But this is not to say that gender does not influence where and how we get our training, at all. We all know that women are underrepresented in science and math, and so it's very likely that a woman who is a data analyst might have become a data analyst not through formal training, but through other experiences and jobs, which of course will influence how she approaches data analysis. Projects that one is assigned in school and at work often reveal biases that are then reinforced throughout ones career (Amy-you clean the data, Anthony-you build the model), which would of course influence how someone approaches data. Anthony would be pretty comfortable just diving in and going for high-level conclusions because he never had to clean the data. Amy would be hesitant to even start before the data was clean.
Fair enough. You started a conversation. It seems the crux of your conversations-starter is:
Have you ever seen any differences in how men and women approach data analysis? And...
What can women learn from men in how they approach data? What can men learn from women?
Your assumption in both these questions, 'conversation starters' is that men and women are somehow different in their thinking. How? Is your (female) mind/thinking different because your body contains estrogen? Is your husband's (males) mind/thinking different because his body contains testosterone?
Logically the answer is: No. But that is not the end of the story. Women are different from men. You simply have to decide how you want to make that distinction. Or from my point of view: 'Fairly' make that distinction.
My most fervent wish is that ALL countries, states and municipalities were governed by women throughout the world. Peace would eventually reign.
PS: This is probably the most sexist comment I will ever make in my life; but I sincerely wish this were true.
You want parity. Stop thinking 'Men' & 'Women'. Start thinking we are simply people.
Look at the pay discrepancy and we'll start there Shawn

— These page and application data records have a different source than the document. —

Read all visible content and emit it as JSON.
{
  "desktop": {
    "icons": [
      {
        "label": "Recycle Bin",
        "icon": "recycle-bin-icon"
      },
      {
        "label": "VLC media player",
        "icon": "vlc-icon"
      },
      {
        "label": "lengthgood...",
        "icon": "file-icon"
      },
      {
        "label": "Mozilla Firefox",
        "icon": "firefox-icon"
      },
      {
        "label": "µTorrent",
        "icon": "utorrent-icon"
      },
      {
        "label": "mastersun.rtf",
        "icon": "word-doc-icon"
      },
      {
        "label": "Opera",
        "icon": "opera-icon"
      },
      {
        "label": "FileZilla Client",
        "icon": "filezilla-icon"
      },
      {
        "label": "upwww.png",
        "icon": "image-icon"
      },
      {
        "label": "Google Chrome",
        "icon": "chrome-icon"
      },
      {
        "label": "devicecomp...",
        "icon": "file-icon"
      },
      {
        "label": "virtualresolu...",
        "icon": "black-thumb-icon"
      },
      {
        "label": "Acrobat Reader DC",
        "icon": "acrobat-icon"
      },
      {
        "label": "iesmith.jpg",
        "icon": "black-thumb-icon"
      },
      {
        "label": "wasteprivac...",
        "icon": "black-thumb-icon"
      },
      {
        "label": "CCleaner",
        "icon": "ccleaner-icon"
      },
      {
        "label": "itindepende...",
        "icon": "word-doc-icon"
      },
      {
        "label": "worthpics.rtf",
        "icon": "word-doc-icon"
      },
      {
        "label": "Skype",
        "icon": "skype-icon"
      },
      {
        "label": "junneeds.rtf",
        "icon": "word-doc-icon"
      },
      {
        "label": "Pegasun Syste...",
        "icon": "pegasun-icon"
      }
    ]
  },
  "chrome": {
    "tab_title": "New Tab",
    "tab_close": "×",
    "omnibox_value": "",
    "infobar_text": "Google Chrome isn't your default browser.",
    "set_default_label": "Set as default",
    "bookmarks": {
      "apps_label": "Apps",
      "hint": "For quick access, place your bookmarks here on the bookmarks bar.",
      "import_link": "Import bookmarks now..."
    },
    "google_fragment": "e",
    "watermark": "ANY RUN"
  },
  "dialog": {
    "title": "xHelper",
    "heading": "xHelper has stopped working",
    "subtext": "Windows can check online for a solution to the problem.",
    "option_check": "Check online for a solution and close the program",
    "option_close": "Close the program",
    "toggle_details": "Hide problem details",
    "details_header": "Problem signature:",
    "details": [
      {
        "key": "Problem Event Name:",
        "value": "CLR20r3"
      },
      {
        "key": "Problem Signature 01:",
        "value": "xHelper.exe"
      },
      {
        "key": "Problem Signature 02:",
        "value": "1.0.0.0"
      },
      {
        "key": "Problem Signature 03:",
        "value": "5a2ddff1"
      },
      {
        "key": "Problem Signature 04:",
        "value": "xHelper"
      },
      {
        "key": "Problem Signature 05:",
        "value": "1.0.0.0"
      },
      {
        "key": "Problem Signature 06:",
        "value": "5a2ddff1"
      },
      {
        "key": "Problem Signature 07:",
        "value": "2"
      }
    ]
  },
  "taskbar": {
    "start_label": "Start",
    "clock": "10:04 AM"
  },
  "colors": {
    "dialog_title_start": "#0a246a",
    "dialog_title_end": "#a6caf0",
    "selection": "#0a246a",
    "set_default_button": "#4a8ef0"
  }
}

Notice how the top ones are "softer" careers. Women tend to be "softer" so some gravitate towards those fields, would be my guess.
As far as the original question, I feel like my analysis always leads me to more questions. I always start with a question, try to answer it and show the best answer via story telling in tableau, but I typically uncover MORE questions I need answering. I don't know if men's minds work like this, too? My mentor is also a woman and her mind is very similar to mine. We both are very curious in our analyses which leads to further depth. I don't just see the problem "I need to see what percentage of workorders were done on a standard job per store" I take that and run with it. I cant speak for my male counter parts because I'm the only one with my role in my company.
In my Tableau life, there are two kinds of people, who are addicted to cross-table figures and who are open mind for creative visualizations
This makes difference
The way I present data tends to be filtered through a male lens (of course, along with the many other lenses that I inhabit).
But let's look at this viz for a second (also a shameless plug for the vizzes I build)
I remember finding this data set, building out the view, and publishing the viz with a sense of detachment.
The data tells me a story of deep injustice and the inaccuracy of many ingrained narratives. Yet I am unable to truly comprehend what it means to face those odds or know where I fit in.
With regards to how I tell the story--even if it isn't related to gender wage gap data--I tend to disconnect from the meaning when it steps outside my realm of experience.
I personally feel that my presentation has the following characteristics:
- Does not encourage discussion as much I'd like
- Merges fact with conjecture too much
- Is too divorced from emotional impact
Now, some of that is simply the immaturity of my time in the saddle. But I'm certain a lot of it is also characteristic of my maleness.
I know that when it comes to storytelling, I often look to people such as Jewel Loree
When I want to make a unique viz-type I look for tutorials from people like Jeffrey Shaffer
I feel that tutorials, from an unscientific sample, skew male while vizzes that I remember the most skew female. Is that a pattern anyone else notices? Is that pattern real?
Also, please challenge me on any assumptions I have made.